Retype the records word for word. Skip every image.

→ Listed records

-=-=-

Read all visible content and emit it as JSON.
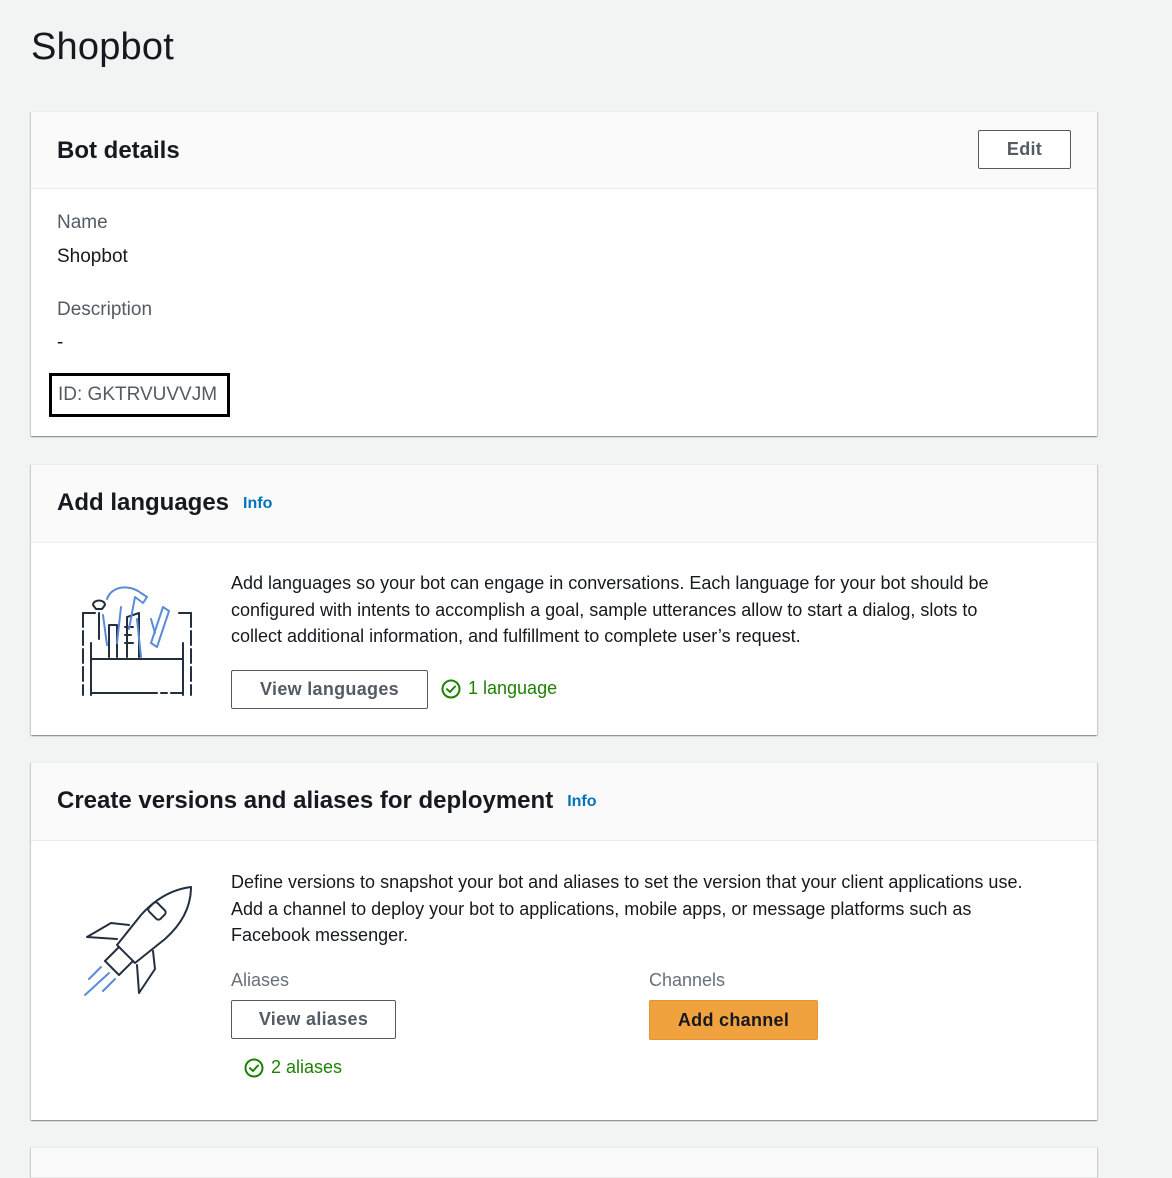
{
  "page": {
    "title": "Shopbot"
  },
  "bot_details": {
    "title": "Bot details",
    "edit_label": "Edit",
    "name_label": "Name",
    "name_value": "Shopbot",
    "description_label": "Description",
    "description_value": "-",
    "id_text": "ID: GKTRVUVVJM"
  },
  "languages": {
    "title": "Add languages",
    "info_label": "Info",
    "description_lines": [
      "Add languages so your bot can engage in conversations. Each language for your bot should be",
      "configured with intents to accomplish a goal, sample utterances allow to start a dialog, slots to",
      "collect additional information, and fulfillment to complete user’s request."
    ],
    "view_button_label": "View languages",
    "status_text": "1 language",
    "illustration_icon": "toolbox-icon"
  },
  "deployment": {
    "title": "Create versions and aliases for deployment",
    "info_label": "Info",
    "description_lines": [
      "Define versions to snapshot your bot and aliases to set the version that your client applications use.",
      "Add a channel to deploy your bot to applications, mobile apps, or message platforms such as",
      "Facebook messenger."
    ],
    "aliases_label": "Aliases",
    "view_aliases_label": "View aliases",
    "aliases_status_text": "2 aliases",
    "channels_label": "Channels",
    "add_channel_label": "Add channel",
    "illustration_icon": "rocket-icon"
  },
  "colors": {
    "page_background": "#f2f3f3",
    "card_header_background": "#fafafa",
    "link": "#0073bb",
    "success": "#1d8102",
    "primary_button": "#f0a23e",
    "text": "#16191f",
    "secondary_text": "#545b64"
  }
}
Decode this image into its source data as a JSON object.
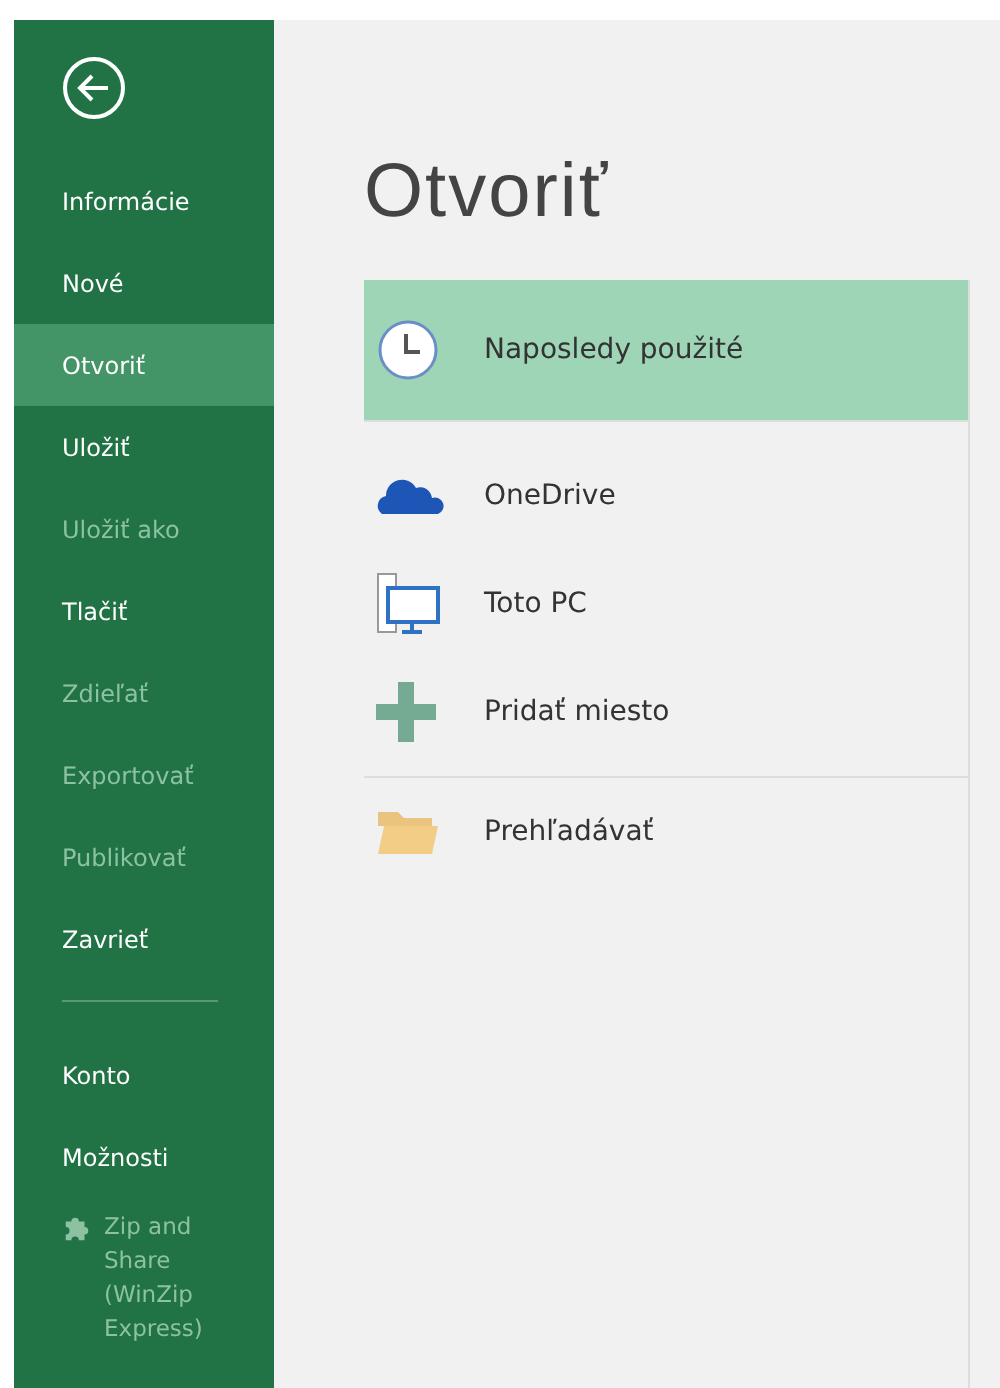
{
  "sidebar": {
    "items": [
      {
        "label": "Informácie",
        "selected": false,
        "disabled": false
      },
      {
        "label": "Nové",
        "selected": false,
        "disabled": false
      },
      {
        "label": "Otvoriť",
        "selected": true,
        "disabled": false
      },
      {
        "label": "Uložiť",
        "selected": false,
        "disabled": false
      },
      {
        "label": "Uložiť ako",
        "selected": false,
        "disabled": true
      },
      {
        "label": "Tlačiť",
        "selected": false,
        "disabled": false
      },
      {
        "label": "Zdieľať",
        "selected": false,
        "disabled": true
      },
      {
        "label": "Exportovať",
        "selected": false,
        "disabled": true
      },
      {
        "label": "Publikovať",
        "selected": false,
        "disabled": true
      },
      {
        "label": "Zavrieť",
        "selected": false,
        "disabled": false
      }
    ],
    "bottom_items": [
      {
        "label": "Konto",
        "selected": false,
        "disabled": false,
        "kind": "plain"
      },
      {
        "label": "Možnosti",
        "selected": false,
        "disabled": false,
        "kind": "plain"
      },
      {
        "label": "Zip and Share (WinZip Express)",
        "selected": false,
        "disabled": true,
        "kind": "addin"
      }
    ]
  },
  "title": "Otvoriť",
  "place_groups": [
    [
      {
        "label": "Naposledy použité",
        "kind": "clock",
        "selected": true
      }
    ],
    [
      {
        "label": "OneDrive",
        "kind": "cloud",
        "selected": false
      },
      {
        "label": "Toto PC",
        "kind": "pc",
        "selected": false
      },
      {
        "label": "Pridať miesto",
        "kind": "plus",
        "selected": false
      }
    ],
    [
      {
        "label": "Prehľadávať",
        "kind": "folder",
        "selected": false
      }
    ]
  ]
}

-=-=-

→ Exercise response
Read all visible content and emit it as JSON.
{
  "page": {
    "title": "Shopbot"
  },
  "bot_details": {
    "title": "Bot details",
    "edit_label": "Edit",
    "name_label": "Name",
    "name_value": "Shopbot",
    "description_label": "Description",
    "description_value": "-",
    "id_text": "ID: GKTRVUVVJM"
  },
  "languages": {
    "title": "Add languages",
    "info_label": "Info",
    "description_lines": [
      "Add languages so your bot can engage in conversations. Each language for your bot should be",
      "configured with intents to accomplish a goal, sample utterances allow to start a dialog, slots to",
      "collect additional information, and fulfillment to complete user’s request."
    ],
    "view_button_label": "View languages",
    "status_text": "1 language",
    "illustration_icon": "toolbox-icon"
  },
  "deployment": {
    "title": "Create versions and aliases for deployment",
    "info_label": "Info",
    "description_lines": [
      "Define versions to snapshot your bot and aliases to set the version that your client applications use.",
      "Add a channel to deploy your bot to applications, mobile apps, or message platforms such as",
      "Facebook messenger."
    ],
    "aliases_label": "Aliases",
    "view_aliases_label": "View aliases",
    "aliases_status_text": "2 aliases",
    "channels_label": "Channels",
    "add_channel_label": "Add channel",
    "illustration_icon": "rocket-icon"
  },
  "colors": {
    "page_background": "#f2f3f3",
    "card_header_background": "#fafafa",
    "link": "#0073bb",
    "success": "#1d8102",
    "primary_button": "#f0a23e",
    "text": "#16191f",
    "secondary_text": "#545b64"
  }
}
Decode this image into its source data as a JSON object.
{
  "sidebar": {
    "items": [
      {
        "label": "Informácie",
        "selected": false,
        "disabled": false
      },
      {
        "label": "Nové",
        "selected": false,
        "disabled": false
      },
      {
        "label": "Otvoriť",
        "selected": true,
        "disabled": false
      },
      {
        "label": "Uložiť",
        "selected": false,
        "disabled": false
      },
      {
        "label": "Uložiť ako",
        "selected": false,
        "disabled": true
      },
      {
        "label": "Tlačiť",
        "selected": false,
        "disabled": false
      },
      {
        "label": "Zdieľať",
        "selected": false,
        "disabled": true
      },
      {
        "label": "Exportovať",
        "selected": false,
        "disabled": true
      },
      {
        "label": "Publikovať",
        "selected": false,
        "disabled": true
      },
      {
        "label": "Zavrieť",
        "selected": false,
        "disabled": false
      }
    ],
    "bottom_items": [
      {
        "label": "Konto",
        "selected": false,
        "disabled": false,
        "kind": "plain"
      },
      {
        "label": "Možnosti",
        "selected": false,
        "disabled": false,
        "kind": "plain"
      },
      {
        "label": "Zip and Share (WinZip Express)",
        "selected": false,
        "disabled": true,
        "kind": "addin"
      }
    ]
  },
  "title": "Otvoriť",
  "place_groups": [
    [
      {
        "label": "Naposledy použité",
        "kind": "clock",
        "selected": true
      }
    ],
    [
      {
        "label": "OneDrive",
        "kind": "cloud",
        "selected": false
      },
      {
        "label": "Toto PC",
        "kind": "pc",
        "selected": false
      },
      {
        "label": "Pridať miesto",
        "kind": "plus",
        "selected": false
      }
    ],
    [
      {
        "label": "Prehľadávať",
        "kind": "folder",
        "selected": false
      }
    ]
  ]
}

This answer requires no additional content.